Guest Blog: Jean-René Kiechel & Bernard Pecoul of www.dndi.org
On March 1st 2007 the Drugs for Neglected Diseases initiative (DNDi) and Sanofi-Aventis are hosting a round table discussion to celebrate the availability of a new antimalarial treatment, the artesunate/amodiaquine fixed-dose ACT (ASAQ). We invited Jean-René Kiechel and Bernard Pecoul of DNDi to write a personal guest blog that explains why they think the availability of ASAQ is such a milestone.
Guest Blog: Innovative Partnership Brings New ACT Free of Patent, by Jean-René Kiechel & Bernard Pecoul
As the result of an innovative partnership between DNDI and sanofi-aventis, ASAQ, a new fixed-dose, antimalarial combination is now available for use throughout sub-Saharan Africa. This new drug, which has been adapted to patients’ needs, is safe, simple to use, affordable and a quality product. The fact that ASAQ is affordable right from the start and is not under patents removes a significant barrier to its availability and should serve as a model for future drug development for neglected diseases.
In 1998, the Special Programme for Research and Training on Tropical Diseases (TDR) investigated combinations of existing antimalarial drugs that might be suitable to control malaria resistance. From TDR’s analyses, it was clear that the combination of artesunate (AS) and amodiaquine (AQ) could be a good clinical option in many parts of Africa. In 2001, the WHO recommended the use of four Artemisinin-based Combination Therapies (ACTs), including the combination of AS and AQ. To date, of the 41 sub-Saharan countries that have adopted ACTs as their malarial treatment protocols, 20 have chosen the combination of AS and AQ.
In the case of AS and AQ in 2001, there was neither a co-formulation nor any development partners. As a result, the FACT (Fixed-Dose Artesunate Combination Therapy) project began in 2002, under the umbrella of MSF and then DNDi, in coordination with TDR. The project’s primary objective was to develop a fixed-dose combination of AS and AQ for registration that would improve compliance and would be available to all countries where resistance to amodiaquine was low (mainly African countries, but also some Asian countries like India and Indonesia).
DNDi has played an active role as a ‘virtual manager’ of many key partners involved, from pharmacological development (eg. Ellipse Pharma, initial developers of the stable co-formulation) through the pivotal phase III field study in Burkina Faso (eg. the Centre National de Recherche et de Formation sur le Paludisme, primary investigators of the trial) and through to industrial development and registration.

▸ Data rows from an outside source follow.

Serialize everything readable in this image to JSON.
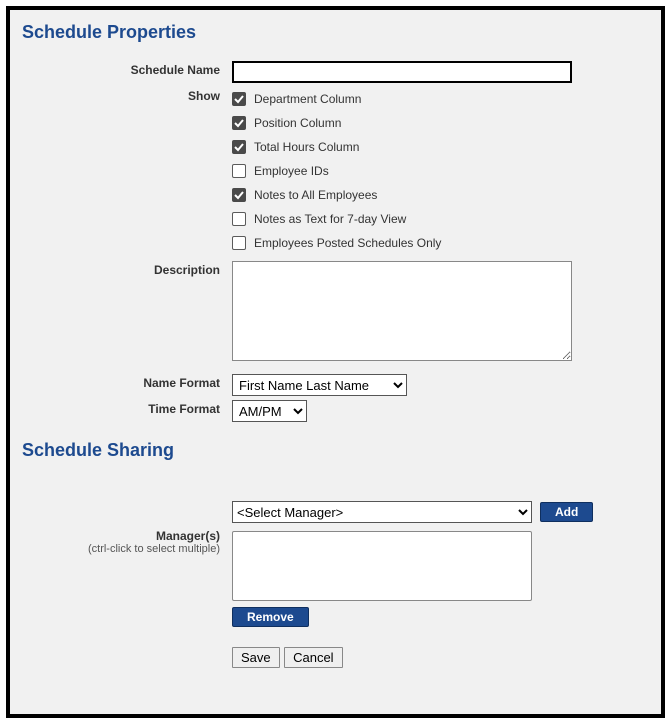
{
  "sections": {
    "properties_title": "Schedule Properties",
    "sharing_title": "Schedule Sharing"
  },
  "labels": {
    "schedule_name": "Schedule Name",
    "show": "Show",
    "description": "Description",
    "name_format": "Name Format",
    "time_format": "Time Format",
    "managers": "Manager(s)",
    "managers_hint": "(ctrl-click to select multiple)"
  },
  "fields": {
    "schedule_name_value": "",
    "description_value": "",
    "name_format_selected": "First Name Last Name",
    "time_format_selected": "AM/PM",
    "manager_dropdown_selected": "<Select Manager>"
  },
  "show_options": [
    {
      "label": "Department Column",
      "checked": true
    },
    {
      "label": "Position Column",
      "checked": true
    },
    {
      "label": "Total Hours Column",
      "checked": true
    },
    {
      "label": "Employee IDs",
      "checked": false
    },
    {
      "label": "Notes to All Employees",
      "checked": true
    },
    {
      "label": "Notes as Text for 7-day View",
      "checked": false
    },
    {
      "label": "Employees Posted Schedules Only",
      "checked": false
    }
  ],
  "buttons": {
    "add": "Add",
    "remove": "Remove",
    "save": "Save",
    "cancel": "Cancel"
  }
}
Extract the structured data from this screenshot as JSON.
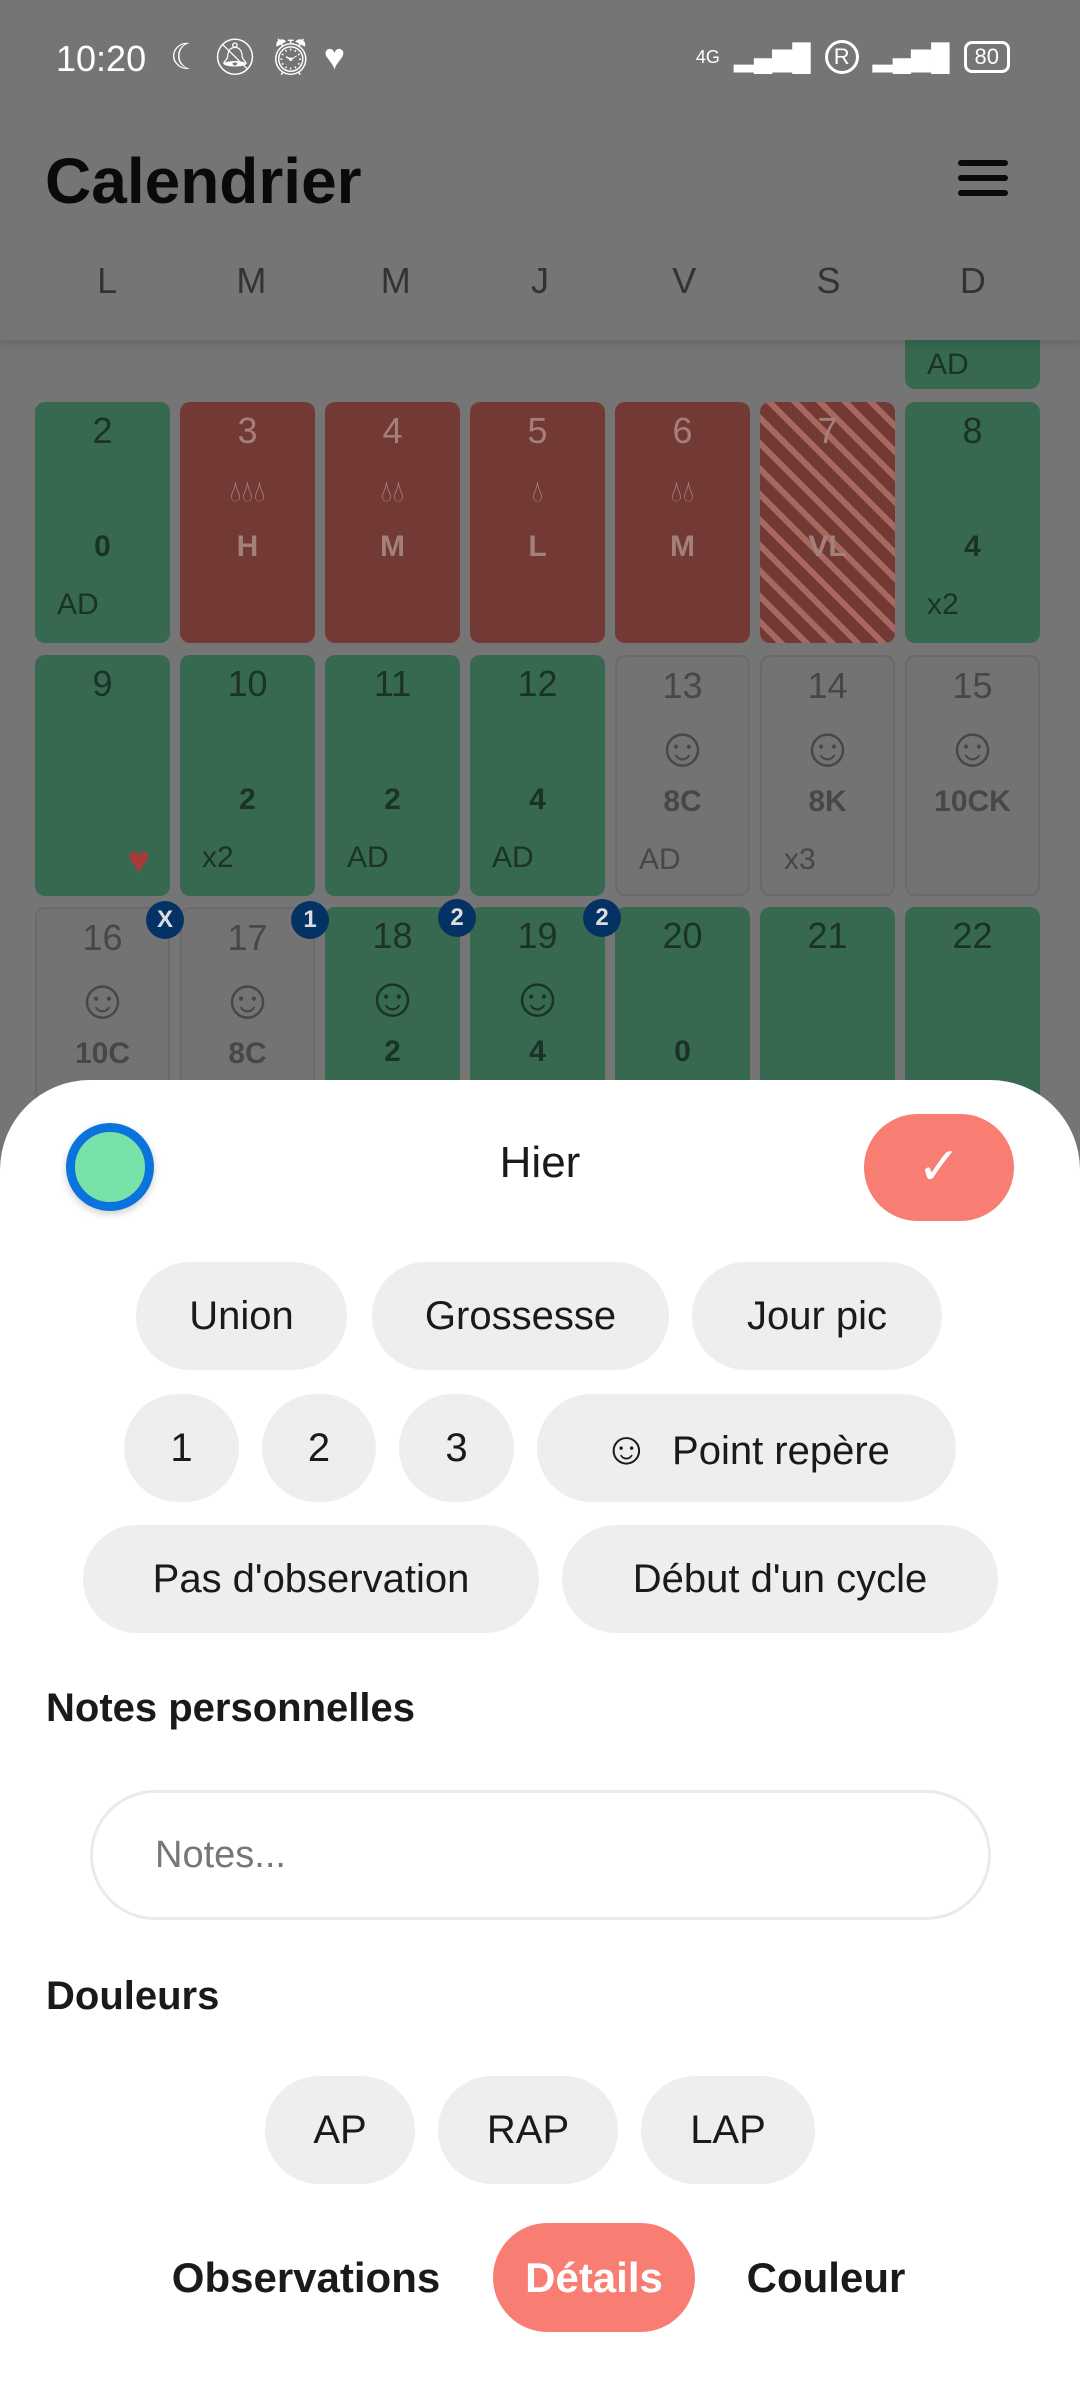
{
  "status_bar": {
    "time": "10:20",
    "left_icons": [
      "moon-icon",
      "vibrate-off-icon",
      "alarm-icon",
      "heart-icon"
    ],
    "network": "4G",
    "roaming": "R",
    "battery": "80"
  },
  "header": {
    "title": "Calendrier",
    "weekdays": [
      "L",
      "M",
      "M",
      "J",
      "V",
      "S",
      "D"
    ]
  },
  "colors": {
    "green": "#78e2ae",
    "red": "#f97e73",
    "accent": "#f87e74",
    "badge": "#0a6ed8"
  },
  "calendar": {
    "partial_top": {
      "bottom": "AD"
    },
    "rows": [
      [
        {
          "day": "2",
          "type": "green",
          "mid": "0",
          "bottom": "AD"
        },
        {
          "day": "3",
          "type": "red",
          "icon": "drops-3",
          "mid": "H"
        },
        {
          "day": "4",
          "type": "red",
          "icon": "drops-2",
          "mid": "M"
        },
        {
          "day": "5",
          "type": "red",
          "icon": "drops-1",
          "mid": "L"
        },
        {
          "day": "6",
          "type": "red",
          "icon": "drops-2",
          "mid": "M"
        },
        {
          "day": "7",
          "type": "hatched",
          "mid": "VL"
        },
        {
          "day": "8",
          "type": "green",
          "mid": "4",
          "bottom": "x2"
        }
      ],
      [
        {
          "day": "9",
          "type": "green",
          "heart": true
        },
        {
          "day": "10",
          "type": "green",
          "mid": "2",
          "bottom": "x2"
        },
        {
          "day": "11",
          "type": "green",
          "mid": "2",
          "bottom": "AD"
        },
        {
          "day": "12",
          "type": "green",
          "mid": "4",
          "bottom": "AD"
        },
        {
          "day": "13",
          "type": "grey",
          "icon": "baby",
          "mid": "8C",
          "bottom": "AD"
        },
        {
          "day": "14",
          "type": "grey",
          "icon": "baby",
          "mid": "8K",
          "bottom": "x3"
        },
        {
          "day": "15",
          "type": "grey",
          "icon": "baby",
          "mid": "10CK"
        }
      ],
      [
        {
          "day": "16",
          "type": "grey",
          "icon": "baby",
          "mid": "10C",
          "badge": "X"
        },
        {
          "day": "17",
          "type": "grey",
          "icon": "baby",
          "mid": "8C",
          "badge": "1"
        },
        {
          "day": "18",
          "type": "green",
          "icon": "baby",
          "mid": "2",
          "badge": "2"
        },
        {
          "day": "19",
          "type": "green",
          "icon": "baby",
          "mid": "4",
          "badge": "2"
        },
        {
          "day": "20",
          "type": "green",
          "mid": "0"
        },
        {
          "day": "21",
          "type": "green"
        },
        {
          "day": "22",
          "type": "green"
        }
      ]
    ]
  },
  "sheet": {
    "title": "Hier",
    "confirm_icon": "check-icon",
    "chips": {
      "union": "Union",
      "grossesse": "Grossesse",
      "jour_pic": "Jour pic",
      "one": "1",
      "two": "2",
      "three": "3",
      "point_repere": "Point repère",
      "pas_observation": "Pas d'observation",
      "debut_cycle": "Début d'un cycle"
    },
    "notes_heading": "Notes personnelles",
    "notes_placeholder": "Notes...",
    "notes_value": "",
    "pain_heading": "Douleurs",
    "pain": {
      "ap": "AP",
      "rap": "RAP",
      "lap": "LAP"
    },
    "tabs": {
      "observations": "Observations",
      "details": "Détails",
      "couleur": "Couleur",
      "active": "Détails"
    }
  }
}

Since December 2004, DNDi and Sanofi-Aventis have been collaborating closely on industrial, preclinical and clinical product development to optimise the quality of ASAQ and to expedite its availability. DNDi has pursued the pharmaceutical and clinical investigations of the FACT programme, and sanofi-aventis has carried out numerous studies and the industrial scale-up and development. The drug has been registered since February 1st, 2007, in Morocco where the product is manufactured. Registration has been successfully completed in ten African countries and is ongoing in other endemic countries; sanofi-aventis has submitted a full dossier for WHO prequalification in February 2007.
High cost and procurement problems on local and regional levels have thus far prevented wider access to ACTs. In Africa, where malaria consumes 25% of household incomes and kills a child every 30 seconds, ASAQ offers a state-of-the art galenical formulation for all age groups with 3 different paediatric strengths (including for infants, the first ever for an ACT.) Patients are treated in a simple, one tablet once-a-day dosing regimen over the course of three days for children and two tablets once a day for adults.
For a full treatment cost of less than US$0.50 for children under 5 years old and less than US$1 for older children and adults, ASAQ will be available at cost to public organizations of endemic countries, international institutions, NGOs, and programs promoting access to drugs in pharmacies. Based on public sector and NGO experience, blister and box sizes were optimized to simplify management and storage.
ASAQ is innovative because it is: 1) Adapted to patient needs of all ages, from two well-known drugs, and to WHO recommendations; 2) Simple in terms of easy-to-use regimen, prescription, management and storage; 3) Accessible and available where it will be affordable and non-patented; and 4) Quality in terms of formulation, development, manufacturing and implementation.